Inflation-adjusted gross domestic product dropped 1.2% from a year earlier, the first retreat since the beginning of the pandemic, after posting a 6.9% expansion in the fourth quarter, the Commerce Department said on Thursday in its first of three estimates of economic activity for the period. Economists were expecting first-quarter GDP to grow 1.1%, based on the average estimate in a Trading Economics poll.
The expansion that began in 2020’s third quarter halted after the hyper-contagious Omicron variant surged, sending daily infections above a million several times in January, according to government case counts. The record highs in cases snarled supply chains and reduced export activity, according to a report from Wells Fargo economists.
"Net exports robbed the GDP bank in the first quarter, slicing 3.2 percentage points off of the headline growth rate," the economists said in the report. "Those effects swamped what was actually a decent quarter for business and consumer spending and put the headline number underwater."
The U.S. economy stalled as the Federal Reserve moved in March to quell the worst inflation in four decades, hiking its benchmark rate for the first time in three years. Prices started rising above the Fed’s 2% target last year after the pandemic jammed global supply chains.
The first-quarter GDP contraction isn't enough to deter the Fed from additional tightening of monetary policy at its meeting next week, according to Will Compernolle, a senior economist at FHN Financial in New York.
"Disappointing first-quarter growth won’t stop the Fed from hiking 50 basis points next Wednesday, but another quarter or two of sluggish growth will complicate its 'whatever it takes' commitment to fighting inflation," he said. "Red-hot inflation is the priority for now."
Consumer prices driven by surging fuel costs gained 8.5% in March from a year earlier, the fastest inflation pace since the Reagan administration in 1981, the Labor Department reported earlier this month.
The so-called core reading of the consumer price index, stripping out volatile energy and food prices, showed a glimmer of good news when compared to a month earlier: It rose 0.3%, the smallest gain in six months.
Even with the first-quarter GDP contraction, most economists expect the U.S. full-year GDP to increase. Lawrence Yun, chief economist of the National Association of Realtors, said this week that he expects GDP to expand 2.2% in 2022 and 1.7% in 2023.
For all of 2021, the economy grew 5.7%, the strongest pace since 1984. In 2020, the first year of the pandemic, it contracted 3.4%, the biggest drop in more than seven decades.
Kathleen Howley has more than 20 years of experience reporting on the housing and mortgage markets for Bloomberg, Forbes and HousingWire.
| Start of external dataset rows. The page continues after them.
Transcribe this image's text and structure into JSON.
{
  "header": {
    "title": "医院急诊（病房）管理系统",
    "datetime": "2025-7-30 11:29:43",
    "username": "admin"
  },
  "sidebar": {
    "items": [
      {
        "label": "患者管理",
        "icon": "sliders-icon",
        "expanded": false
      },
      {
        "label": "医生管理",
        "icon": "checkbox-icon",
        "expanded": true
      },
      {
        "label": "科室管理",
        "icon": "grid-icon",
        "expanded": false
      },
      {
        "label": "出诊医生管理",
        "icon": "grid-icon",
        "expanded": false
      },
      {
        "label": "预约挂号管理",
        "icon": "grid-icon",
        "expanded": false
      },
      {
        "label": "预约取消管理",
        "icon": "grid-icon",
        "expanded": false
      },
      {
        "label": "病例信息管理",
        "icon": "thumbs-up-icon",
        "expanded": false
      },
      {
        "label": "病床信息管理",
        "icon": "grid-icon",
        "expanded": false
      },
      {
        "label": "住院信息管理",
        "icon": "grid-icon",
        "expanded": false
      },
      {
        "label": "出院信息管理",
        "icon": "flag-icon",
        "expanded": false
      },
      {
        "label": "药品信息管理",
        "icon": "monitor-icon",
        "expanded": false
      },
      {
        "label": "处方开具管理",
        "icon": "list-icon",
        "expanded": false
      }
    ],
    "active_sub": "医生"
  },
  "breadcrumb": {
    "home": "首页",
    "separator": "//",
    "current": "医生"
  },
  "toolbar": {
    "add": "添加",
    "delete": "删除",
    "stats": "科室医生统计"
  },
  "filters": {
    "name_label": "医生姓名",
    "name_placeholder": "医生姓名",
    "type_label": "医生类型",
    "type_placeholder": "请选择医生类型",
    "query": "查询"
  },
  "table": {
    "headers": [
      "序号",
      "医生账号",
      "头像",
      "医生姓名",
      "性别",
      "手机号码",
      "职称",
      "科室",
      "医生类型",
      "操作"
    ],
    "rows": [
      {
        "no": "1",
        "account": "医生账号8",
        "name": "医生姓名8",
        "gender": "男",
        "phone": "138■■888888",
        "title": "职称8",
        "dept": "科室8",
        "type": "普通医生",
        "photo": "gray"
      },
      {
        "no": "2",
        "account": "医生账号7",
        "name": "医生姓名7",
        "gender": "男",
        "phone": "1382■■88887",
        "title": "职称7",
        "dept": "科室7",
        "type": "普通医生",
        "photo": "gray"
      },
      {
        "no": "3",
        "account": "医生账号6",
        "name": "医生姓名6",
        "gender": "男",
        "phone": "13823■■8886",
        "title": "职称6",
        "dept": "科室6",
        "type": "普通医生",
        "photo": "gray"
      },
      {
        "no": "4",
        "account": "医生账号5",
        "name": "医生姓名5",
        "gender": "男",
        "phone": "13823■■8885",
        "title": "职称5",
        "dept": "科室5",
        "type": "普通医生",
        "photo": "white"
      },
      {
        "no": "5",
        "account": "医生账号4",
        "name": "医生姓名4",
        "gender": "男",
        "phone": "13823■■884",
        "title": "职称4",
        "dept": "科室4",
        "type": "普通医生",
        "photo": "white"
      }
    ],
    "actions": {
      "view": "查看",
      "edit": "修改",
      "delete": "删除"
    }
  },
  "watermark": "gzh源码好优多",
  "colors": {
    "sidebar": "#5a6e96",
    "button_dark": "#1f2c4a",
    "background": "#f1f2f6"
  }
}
She earned the Gerald Loeb Award for Distinguished Business and Financial Journalism in 2008 for coverage of the financial crisis, plus awards from the New York Press Club and National Association of Real Estate Editors. She holds a degree in journalism from the University of Massachusetts, Amherst.